    • Do you have an individual that gets assigned a security role and takes on the perspective of analyzing architecture early on? Gets involved in story planning/requirements building? Do you have someone that is dedicated to security that does this?

      Great questions!

      I think it's really important for security to be everyone's job. And I don't just mean every engineer; I mean every single person at a company from the CEO to the housekeeping staff.

      Some people are experts, and they can have a large sphere of influence. Other people aren't experts, and their sphere of influence will be smaller. But everyone should think about the security and privacy implications of the work they do, whether that work is managing infrastructure, writing code, reading emails, answering phone calls, or cleaning the office.

      In terms of engineering specifically, I think one of the most valuable things each engineer can do is think about how to break stuff.

      Security is fundamentally about information: who can see it, who can change it, and the processes through which those things happen.

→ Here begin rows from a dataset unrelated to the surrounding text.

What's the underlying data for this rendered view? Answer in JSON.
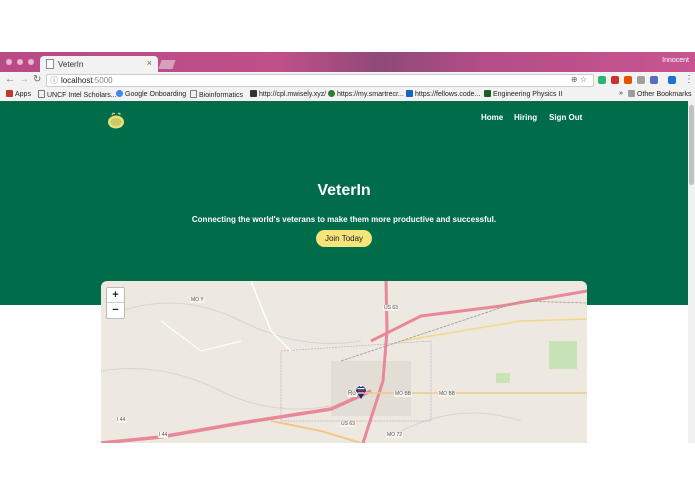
{
  "browser": {
    "tab_title": "VeterIn",
    "tab_close": "×",
    "profile": "Innocent",
    "url_host": "localhost",
    "url_port": ":5000",
    "bookmarks": [
      {
        "label": "Apps",
        "color": "#c0392b"
      },
      {
        "label": "UNCF Intel Scholars...",
        "color": "#7b7b7b"
      },
      {
        "label": "Google Onboarding",
        "color": "#4285f4"
      },
      {
        "label": "Bioinformatics",
        "color": "#9e9e9e"
      },
      {
        "label": "http://cpl.mwisely.xyz/",
        "color": "#333333"
      },
      {
        "label": "https://my.smartrecr...",
        "color": "#2e7d32"
      },
      {
        "label": "https://fellows.code...",
        "color": "#1565c0"
      },
      {
        "label": "Engineering Physics II",
        "color": "#1b5e20"
      }
    ],
    "other_bookmarks": "Other Bookmarks"
  },
  "site": {
    "nav": [
      "Home",
      "Hiring",
      "Sign Out"
    ],
    "title": "VeterIn",
    "tagline": "Connecting the world's veterans to make them more productive and successful.",
    "join_label": "Join Today"
  },
  "map": {
    "zoom_in": "+",
    "zoom_out": "−",
    "labels": [
      "MO Y",
      "US 63",
      "MO BB",
      "MO BB",
      "US 63",
      "MO 72",
      "I 44",
      "I 44",
      "Ro"
    ]
  },
  "colors": {
    "hero": "#006c4a",
    "join_button": "#f5e47a",
    "highway": "#e8889a"
  }
}
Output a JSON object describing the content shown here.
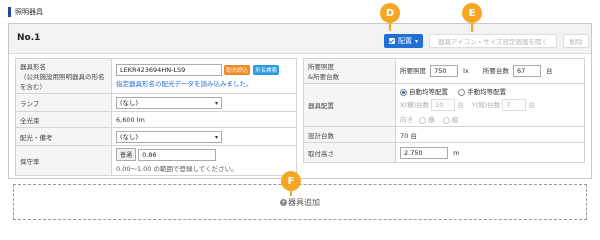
{
  "section_title": "照明器具",
  "card": {
    "title": "No.1",
    "place_button": "配置",
    "icon_size_button": "器具アイコン・サイズ設定画面を開く",
    "delete_button": "削除"
  },
  "markers": {
    "d": "D",
    "e": "E",
    "f": "F"
  },
  "left_table": {
    "fixture_label": "器具形名\n（公共施設用照明器具の形名を含む）",
    "fixture_value": "LEKR423694HN-LS9",
    "fixture_tag_light": "配光読込",
    "fixture_tag_search": "形名検索",
    "fixture_note": "指定器具形名の配光データを読み込みました。",
    "lamp_label": "ランプ",
    "lamp_value": "(なし)",
    "flux_label": "全光束",
    "flux_value": "6,600 lm",
    "remarks_label": "配光・備考",
    "remarks_value": "(なし)",
    "maint_label": "保守率",
    "maint_button": "普通",
    "maint_value": "0.86",
    "maint_hint": "0.00～1.00 の範囲で登録してください。"
  },
  "right_table": {
    "req_label": "所要照度\n&所要台数",
    "req_lux_label": "所要照度",
    "req_lux_value": "750",
    "req_lux_unit": "lx",
    "req_count_label": "所要台数",
    "req_count_value": "67",
    "req_count_unit": "台",
    "layout_label": "器具配置",
    "layout_auto": "自動均等配置",
    "layout_manual": "手動均等配置",
    "layout_x_label": "X(横)台数",
    "layout_x_value": "10",
    "layout_y_label": "Y(縦)台数",
    "layout_y_value": "7",
    "layout_unit": "台",
    "orient_label": "向き",
    "orient_h": "横",
    "orient_v": "縦",
    "count_label": "設計台数",
    "count_value": "70 台",
    "height_label": "取付高さ",
    "height_value": "2.750",
    "height_unit": "m"
  },
  "add_area": {
    "label": "器具追加"
  },
  "colors": {
    "accent": "#1f6fd6",
    "marker": "#f5a623",
    "title_bar": "#1f4e9c"
  }
}
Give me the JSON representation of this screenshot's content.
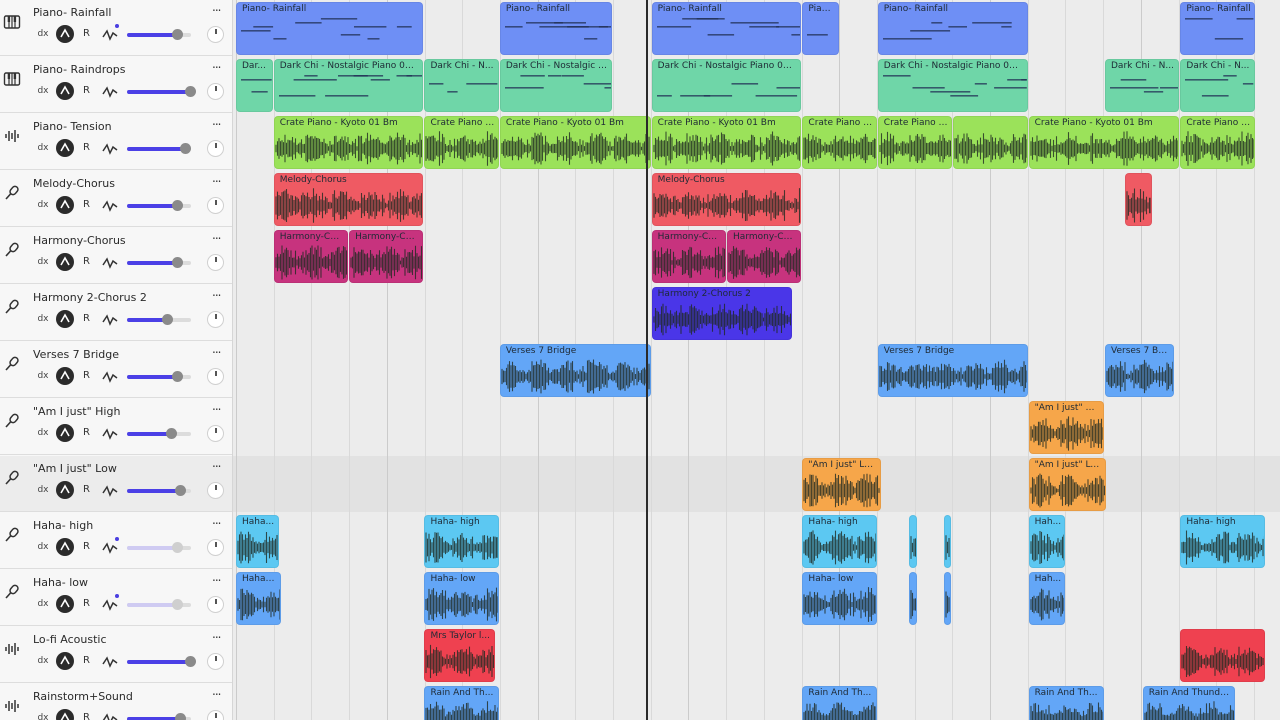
{
  "colors": {
    "accent": "#4b40e6",
    "blue": "#6e8ff5",
    "teal": "#6fd6a8",
    "green": "#9be25a",
    "red": "#ef5a63",
    "magenta": "#c7337e",
    "indigo": "#4a36e8",
    "skyblue": "#63a6f7",
    "orange": "#f6a64a",
    "cyan": "#5cc8f2",
    "rose": "#ef4150"
  },
  "icons": {
    "midi": "piano-keys-icon",
    "audio": "waveform-icon",
    "mic": "microphone-icon",
    "more": "ellipsis-icon",
    "mute": "mute-icon",
    "automation": "automation-icon",
    "pan": "pan-knob-icon"
  },
  "controls": {
    "fx": "dx",
    "record": "R",
    "more": "..."
  },
  "tracks": [
    {
      "name": "Piano- Rainfall",
      "kind": "midi",
      "volume": 0.78,
      "dim": false,
      "automation_dot": true
    },
    {
      "name": "Piano- Raindrops",
      "kind": "midi",
      "volume": 0.98,
      "dim": false,
      "automation_dot": false
    },
    {
      "name": "Piano- Tension",
      "kind": "audio",
      "volume": 0.9,
      "dim": false,
      "automation_dot": false
    },
    {
      "name": "Melody-Chorus",
      "kind": "mic",
      "volume": 0.78,
      "dim": false,
      "automation_dot": false
    },
    {
      "name": "Harmony-Chorus",
      "kind": "mic",
      "volume": 0.78,
      "dim": false,
      "automation_dot": false
    },
    {
      "name": "Harmony 2-Chorus 2",
      "kind": "mic",
      "volume": 0.63,
      "dim": false,
      "automation_dot": false
    },
    {
      "name": "Verses 7 Bridge",
      "kind": "mic",
      "volume": 0.78,
      "dim": false,
      "automation_dot": false
    },
    {
      "name": "\"Am I just\" High",
      "kind": "mic",
      "volume": 0.68,
      "dim": false,
      "automation_dot": false
    },
    {
      "name": "\"Am I just\" Low",
      "kind": "mic",
      "volume": 0.83,
      "dim": false,
      "automation_dot": false,
      "selected": true
    },
    {
      "name": "Haha- high",
      "kind": "mic",
      "volume": 0.78,
      "dim": true,
      "automation_dot": true
    },
    {
      "name": "Haha- low",
      "kind": "mic",
      "volume": 0.78,
      "dim": true,
      "automation_dot": true
    },
    {
      "name": "Lo-fi Acoustic",
      "kind": "audio",
      "volume": 0.98,
      "dim": false,
      "automation_dot": false
    },
    {
      "name": "Rainstorm+Sound",
      "kind": "audio",
      "volume": 0.83,
      "dim": false,
      "automation_dot": false
    }
  ],
  "regions": [
    {
      "track": 0,
      "name": "Piano- Rainfall",
      "start": 0.0,
      "end": 0.18,
      "color": "blue",
      "style": "midi"
    },
    {
      "track": 0,
      "name": "Piano- Rainfall",
      "start": 0.252,
      "end": 0.36,
      "color": "blue",
      "style": "midi"
    },
    {
      "track": 0,
      "name": "Piano- Rainfall",
      "start": 0.397,
      "end": 0.541,
      "color": "blue",
      "style": "midi"
    },
    {
      "track": 0,
      "name": "Pian...",
      "start": 0.541,
      "end": 0.577,
      "color": "blue",
      "style": "midi"
    },
    {
      "track": 0,
      "name": "Piano- Rainfall",
      "start": 0.613,
      "end": 0.757,
      "color": "blue",
      "style": "midi"
    },
    {
      "track": 0,
      "name": "Piano- Rainfall",
      "start": 0.902,
      "end": 0.974,
      "color": "blue",
      "style": "midi"
    },
    {
      "track": 1,
      "name": "Dar...",
      "start": 0.0,
      "end": 0.036,
      "color": "teal",
      "style": "midi"
    },
    {
      "track": 1,
      "name": "Dark Chi - Nostalgic Piano 07 D",
      "start": 0.036,
      "end": 0.18,
      "color": "teal",
      "style": "midi"
    },
    {
      "track": 1,
      "name": "Dark Chi - N...",
      "start": 0.18,
      "end": 0.252,
      "color": "teal",
      "style": "midi"
    },
    {
      "track": 1,
      "name": "Dark Chi - Nostalgic P...",
      "start": 0.252,
      "end": 0.36,
      "color": "teal",
      "style": "midi"
    },
    {
      "track": 1,
      "name": "Dark Chi - Nostalgic Piano 07 D",
      "start": 0.397,
      "end": 0.541,
      "color": "teal",
      "style": "midi"
    },
    {
      "track": 1,
      "name": "Dark Chi - Nostalgic Piano 07 D",
      "start": 0.613,
      "end": 0.757,
      "color": "teal",
      "style": "midi"
    },
    {
      "track": 1,
      "name": "Dark Chi - N...",
      "start": 0.83,
      "end": 0.902,
      "color": "teal",
      "style": "midi"
    },
    {
      "track": 1,
      "name": "Dark Chi - N...",
      "start": 0.902,
      "end": 0.974,
      "color": "teal",
      "style": "midi"
    },
    {
      "track": 2,
      "name": "Crate Piano - Kyoto 01 Bm",
      "start": 0.036,
      "end": 0.18,
      "color": "green",
      "style": "audio"
    },
    {
      "track": 2,
      "name": "Crate Piano - ...",
      "start": 0.18,
      "end": 0.252,
      "color": "green",
      "style": "audio"
    },
    {
      "track": 2,
      "name": "Crate Piano - Kyoto 01 Bm",
      "start": 0.252,
      "end": 0.397,
      "color": "green",
      "style": "audio"
    },
    {
      "track": 2,
      "name": "Crate Piano - Kyoto 01 Bm",
      "start": 0.397,
      "end": 0.541,
      "color": "green",
      "style": "audio"
    },
    {
      "track": 2,
      "name": "Crate Piano - ...",
      "start": 0.541,
      "end": 0.613,
      "color": "green",
      "style": "audio"
    },
    {
      "track": 2,
      "name": "Crate Piano - ...",
      "start": 0.613,
      "end": 0.685,
      "color": "green",
      "style": "audio"
    },
    {
      "track": 2,
      "name": "Crate Piano - Kyoto 01 Bm",
      "start": 0.757,
      "end": 0.902,
      "color": "green",
      "style": "audio"
    },
    {
      "track": 2,
      "name": "Crate Piano - ...",
      "start": 0.902,
      "end": 0.974,
      "color": "green",
      "style": "audio"
    },
    {
      "track": 2,
      "name": "",
      "start": 0.685,
      "end": 0.757,
      "color": "green",
      "style": "audio"
    },
    {
      "track": 3,
      "name": "Melody-Chorus",
      "start": 0.036,
      "end": 0.18,
      "color": "red",
      "style": "audio"
    },
    {
      "track": 3,
      "name": "Melody-Chorus",
      "start": 0.397,
      "end": 0.541,
      "color": "red",
      "style": "audio"
    },
    {
      "track": 3,
      "name": "",
      "start": 0.849,
      "end": 0.876,
      "color": "red",
      "style": "audio"
    },
    {
      "track": 4,
      "name": "Harmony-Ch...",
      "start": 0.036,
      "end": 0.108,
      "color": "magenta",
      "style": "audio"
    },
    {
      "track": 4,
      "name": "Harmony-Ch...",
      "start": 0.108,
      "end": 0.18,
      "color": "magenta",
      "style": "audio"
    },
    {
      "track": 4,
      "name": "Harmony-Ch...",
      "start": 0.397,
      "end": 0.469,
      "color": "magenta",
      "style": "audio"
    },
    {
      "track": 4,
      "name": "Harmony-Ch...",
      "start": 0.469,
      "end": 0.541,
      "color": "magenta",
      "style": "audio"
    },
    {
      "track": 5,
      "name": "Harmony 2-Chorus 2",
      "start": 0.397,
      "end": 0.532,
      "color": "indigo",
      "style": "audio"
    },
    {
      "track": 6,
      "name": "Verses 7 Bridge",
      "start": 0.252,
      "end": 0.397,
      "color": "skyblue",
      "style": "audio"
    },
    {
      "track": 6,
      "name": "Verses 7 Bridge",
      "start": 0.613,
      "end": 0.757,
      "color": "skyblue",
      "style": "audio"
    },
    {
      "track": 6,
      "name": "Verses 7 Bri...",
      "start": 0.83,
      "end": 0.897,
      "color": "skyblue",
      "style": "audio"
    },
    {
      "track": 7,
      "name": "\"Am I just\" High",
      "start": 0.757,
      "end": 0.83,
      "color": "orange",
      "style": "audio"
    },
    {
      "track": 8,
      "name": "\"Am I just\" Low",
      "start": 0.541,
      "end": 0.617,
      "color": "orange",
      "style": "audio"
    },
    {
      "track": 8,
      "name": "\"Am I just\" Low",
      "start": 0.757,
      "end": 0.832,
      "color": "orange",
      "style": "audio"
    },
    {
      "track": 9,
      "name": "Haha...",
      "start": 0.0,
      "end": 0.042,
      "color": "cyan",
      "style": "audio"
    },
    {
      "track": 9,
      "name": "Haha- high",
      "start": 0.18,
      "end": 0.252,
      "color": "cyan",
      "style": "audio"
    },
    {
      "track": 9,
      "name": "Haha- high",
      "start": 0.541,
      "end": 0.613,
      "color": "cyan",
      "style": "audio"
    },
    {
      "track": 9,
      "name": "",
      "start": 0.643,
      "end": 0.651,
      "color": "cyan",
      "style": "audio"
    },
    {
      "track": 9,
      "name": "",
      "start": 0.676,
      "end": 0.684,
      "color": "cyan",
      "style": "audio"
    },
    {
      "track": 9,
      "name": "Hah...",
      "start": 0.757,
      "end": 0.793,
      "color": "cyan",
      "style": "audio"
    },
    {
      "track": 9,
      "name": "Haha- high",
      "start": 0.902,
      "end": 0.984,
      "color": "cyan",
      "style": "audio"
    },
    {
      "track": 10,
      "name": "Haha-...",
      "start": 0.0,
      "end": 0.044,
      "color": "skyblue",
      "style": "audio"
    },
    {
      "track": 10,
      "name": "Haha- low",
      "start": 0.18,
      "end": 0.252,
      "color": "skyblue",
      "style": "audio"
    },
    {
      "track": 10,
      "name": "Haha- low",
      "start": 0.541,
      "end": 0.613,
      "color": "skyblue",
      "style": "audio"
    },
    {
      "track": 10,
      "name": "",
      "start": 0.643,
      "end": 0.651,
      "color": "skyblue",
      "style": "audio"
    },
    {
      "track": 10,
      "name": "",
      "start": 0.676,
      "end": 0.684,
      "color": "skyblue",
      "style": "audio"
    },
    {
      "track": 10,
      "name": "Hah...",
      "start": 0.757,
      "end": 0.793,
      "color": "skyblue",
      "style": "audio"
    },
    {
      "track": 11,
      "name": "Mrs Taylor l...",
      "start": 0.18,
      "end": 0.248,
      "color": "rose",
      "style": "audio"
    },
    {
      "track": 11,
      "name": "",
      "start": 0.902,
      "end": 0.984,
      "color": "rose",
      "style": "audio"
    },
    {
      "track": 12,
      "name": "Rain And Th...",
      "start": 0.18,
      "end": 0.252,
      "color": "skyblue",
      "style": "audio"
    },
    {
      "track": 12,
      "name": "Rain And Th...",
      "start": 0.541,
      "end": 0.613,
      "color": "skyblue",
      "style": "audio"
    },
    {
      "track": 12,
      "name": "Rain And Th...",
      "start": 0.757,
      "end": 0.83,
      "color": "skyblue",
      "style": "audio"
    },
    {
      "track": 12,
      "name": "Rain And Thunde...",
      "start": 0.866,
      "end": 0.955,
      "color": "skyblue",
      "style": "audio"
    }
  ],
  "playhead_position": 0.392
}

So when I'm planning a change or writing code or configuring infrastructure or something, I try to imagine the information that will be flowing through the features I'm planning, the code I'm writing, or the services I'm configuring. I imagine the roadblocks it'll encounter and the unexpected detours it might take. In less abstract terms: I try to think of ways to break the stuff I'm building, and then I do my best to prevent that from happening.

      Prevention may mean doing something simple like ensuring that user input gets sanitized properly, or it may mean seeking out an expert who can help me understand something more complicated that I don't fully understand yet.

    • How do folks learn what the right things to think about when it comes to breaking stuff as they write code? It feels like there is a balance of doing enough at the right time as well. Is this something that gets talked about explicitly as folks join? To me, it feels like the general developer may just happen to find out about security concerns rather than it being distilled practices. I know in my CS degree it wasn't a focus at all, and many companies I've been at didn't have any kind of security program/plan.

    • Education definitely has an important role to play here. I don't have any formal training myself so I may not be the best person to pass criticism, but I think every CS program should at least include basic education about common security issues like buffer overflows (in unmanaged languages), unsanitized user input, and insecure password storage.

      Establishing a security review process for new projects and (at minimum) a security-conscious code review process for all code changes is important, and can be done even if your company doesn't have a dedicated security program.

      One of the most beneficial things you can do is to try to architect your code and services in such a way that doing things securely is easy and doing things unsafely is hard. This way new people are less likely to screw up while they learn the ropes, and dangerous mistakes are more likely to be caught because they'll probably be more obvious.

      In the web industry (the industry I'm most familiar with), I think there's an artificial divide between "security people" and developers that really isn't helpful and doesn't need to exist. The result is that web developers often don't think about security ("I'm not a security person!") and security people often look down on web developers and think they're idiots ("How can you not know about SQL injection?!").

      It would be great if there were less of a divide and more experts sharing their knowledge in non-judgmental ways. There are tons of conferences and training sessions web developers can go to to learn more about web development, but they very rarely feature security-related content, and if they do it's often as an afterthought. I'd love to see that change.

      But for individual developers who aren't sure what they need to know, I think the best advice I can give is to read everything you can. Code, articles about code, books, but especially code. You can learn so much from reading the code of open source projects you use, or even just the closed source projects you work on at your job. When you see something you don't understand, ask questions about it.

      That's more or less how I've learned everything I know. 🙂

    • I don't have a comprehensive answer ready (and I'm not an infosec person per se, much more a devops person who has come from the Ops and networking side initially). But all things considered, and acknowledging that creating an easily digestable InfoSec 101 customized to the realities of a particular project is an awesome onboarding tool that will help a lot, I always try and teach people that it is the matter of some very basic engineering. If you design something, be it a function or a system, you need to think - how will this break. And thinking about what sensitive stuff is in there and how a malicious actor can game your system to extract or misuse it is just an angle in that analysis.